As a new administration prepares to take office in Washington, D.C., the future of federal policy on clean energy and climate issues is clouded by questions.
After a disappointing 2015, when cheap gasoline drove electric vehicle sales into the slow lane, this year’s market started with a roar.
When heavy equipment operator Erick Varela answered his country’s call to serve with the U.S. Army’s 82nd Airborne Division in Iraq, he had ample reason to think he was risking his life—but not his career.
How do we build a better California — with safe, clean, reliable and affordable energy? We do it together.
California has a well-earned reputation as a place where innovation and invention are key ingredients to the state's success.
In the first of a series of newspaper essays, PG&E Chairman and CEO Tony Earley describes his vision for California's clean energy future.
California's utilities have made huge strides in finding new sources of clean energy. Yet given the scale of the challenge we face, such accomplishments are only a down payment.
California leads the nation in solar capacity.

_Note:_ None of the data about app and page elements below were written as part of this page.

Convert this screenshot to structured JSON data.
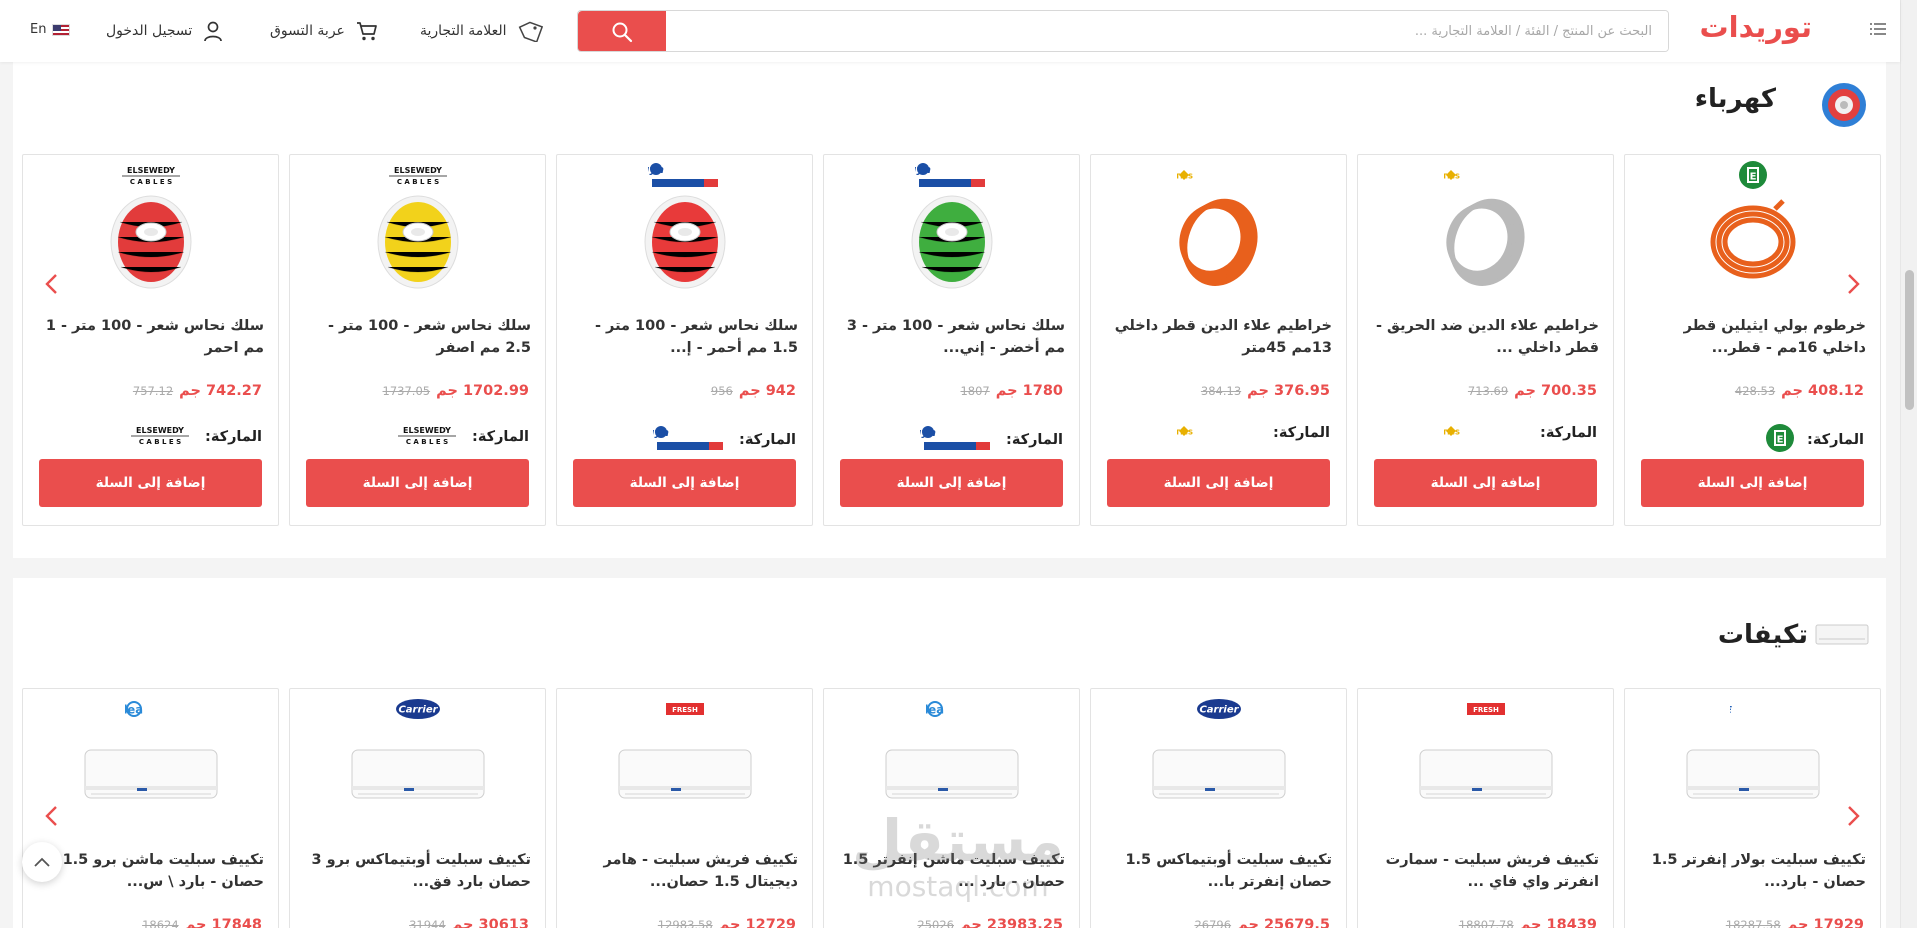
{
  "header": {
    "logo": "توريدات",
    "search_placeholder": "البحث عن المنتج / الفئة / العلامة التجارية ...",
    "brand_label": "العلامة التجارية",
    "cart_label": "عربة التسوق",
    "login_label": "تسجيل الدخول",
    "language": "En"
  },
  "sections": [
    {
      "title": "كهرباء",
      "brand_label": "الماركة:",
      "add_label": "إضافة إلى السلة",
      "products": [
        {
          "name": "خرطوم بولي ايثيلين قطر داخلي 16مم - قطر...",
          "price": "408.12 جم",
          "old_price": "428.53",
          "brand": "E",
          "color": "#e8601c"
        },
        {
          "name": "خراطيم علاء الدين ضد الحريق - قطر داخلي ...",
          "price": "700.35 جم",
          "old_price": "713.69",
          "brand": "ALAA ELDIN PLASTICS",
          "color": "#b9b9b9"
        },
        {
          "name": "خراطيم علاء الدين قطر داخلي 13مم 45متر",
          "price": "376.95 جم",
          "old_price": "384.13",
          "brand": "ALAA ELDIN PLASTICS",
          "color": "#e8601c"
        },
        {
          "name": "سلك نحاس شعر - 100 متر - 3 مم أخضر - إني...",
          "price": "1780 جم",
          "old_price": "1807",
          "brand": "energya",
          "color": "#3fae3f"
        },
        {
          "name": "سلك نحاس شعر - 100 متر - 1.5 مم أحمر - إ...",
          "price": "942 جم",
          "old_price": "956",
          "brand": "energya",
          "color": "#e83a3a"
        },
        {
          "name": "سلك نحاس شعر - 100 متر - 2.5 مم اصفر",
          "price": "1702.99 جم",
          "old_price": "1737.05",
          "brand": "ELSEWEDY CABLES",
          "color": "#f2d21b"
        },
        {
          "name": "سلك نحاس شعر - 100 متر - 1 مم احمر",
          "price": "742.27 جم",
          "old_price": "757.12",
          "brand": "ELSEWEDY CABLES",
          "color": "#e23b3b"
        }
      ]
    },
    {
      "title": "تكيفات",
      "products": [
        {
          "name": "تكييف سبليت بولار إنفرتر 1.5 حصان - بارد...",
          "price": "17929 جم",
          "old_price": "18287.58",
          "brand": "GREE"
        },
        {
          "name": "تكييف فريش سبليت - سمارت انفرتر واي فاي ...",
          "price": "18439 جم",
          "old_price": "18807.78",
          "brand": "FRESH"
        },
        {
          "name": "تكييف سبليت أوبتيماكس 1.5 حصان إنفرتر با...",
          "price": "25679.5 جم",
          "old_price": "26796",
          "brand": "Carrier"
        },
        {
          "name": "تكييف سبليت ماشن إنفرتر 1.5 حصان - بارد ...",
          "price": "23983.25 جم",
          "old_price": "25026",
          "brand": "Midea"
        },
        {
          "name": "تكييف فريش سبليت - هامر ديجيتال 1.5 حصان...",
          "price": "12729 جم",
          "old_price": "12983.58",
          "brand": "FRESH"
        },
        {
          "name": "تكييف سبليت أوبتيماكس برو 3 حصان بارد فق...",
          "price": "30613 جم",
          "old_price": "31944",
          "brand": "Carrier"
        },
        {
          "name": "تكييف سبليت ماشن برو 1.5 حصان - بارد \\ س...",
          "price": "17848 جم",
          "old_price": "18624",
          "brand": "Midea"
        }
      ]
    }
  ],
  "watermark": {
    "ar": "مستقل",
    "en": "mostaql.com"
  },
  "colors": {
    "accent": "#ea4e4d"
  }
}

Working together, we can integrate more solar energy into our power supply as we build a new energy ecosystem for the 21st century.
California's leadership in energy efficiency has saved households more than $50 billion since the early 1970s. Yet ample room remains for even more gains.
Building a modern, interactive electric grid is the key to expanding California’s economy and improving our quality of life, while reducing our carbon footprint.
Ensuring that none of California's clean energy goes to waste will require storing excess electricity until we need it. The problem is how to do that.
Utility companies are not usually thought of as environmental stewards. But the days when they could afford to act otherwise are long past.
California's track record proves how much progress is possible when we set bold policy goals that some say can't be met – and then find ways to do just that.
We all understand how California’s drought threatens our economy and lifestyle. What many don't realize is that a perpetual water crisis also adds to our energy challenges.
As crazy as it sounds, we're happy when customers use less of our product. In fact, we'll bend over backwards to help.
Worries about access to charging and limited battery range are deal-breakers for most would-be buyers. Until we eliminate that anxiety, California's vision of 1.5 million EVs will be a pipe dream.
How well we make the transition to a clean energy future will determine California's fate — not just in protecting the environment, but in preserving our prosperity.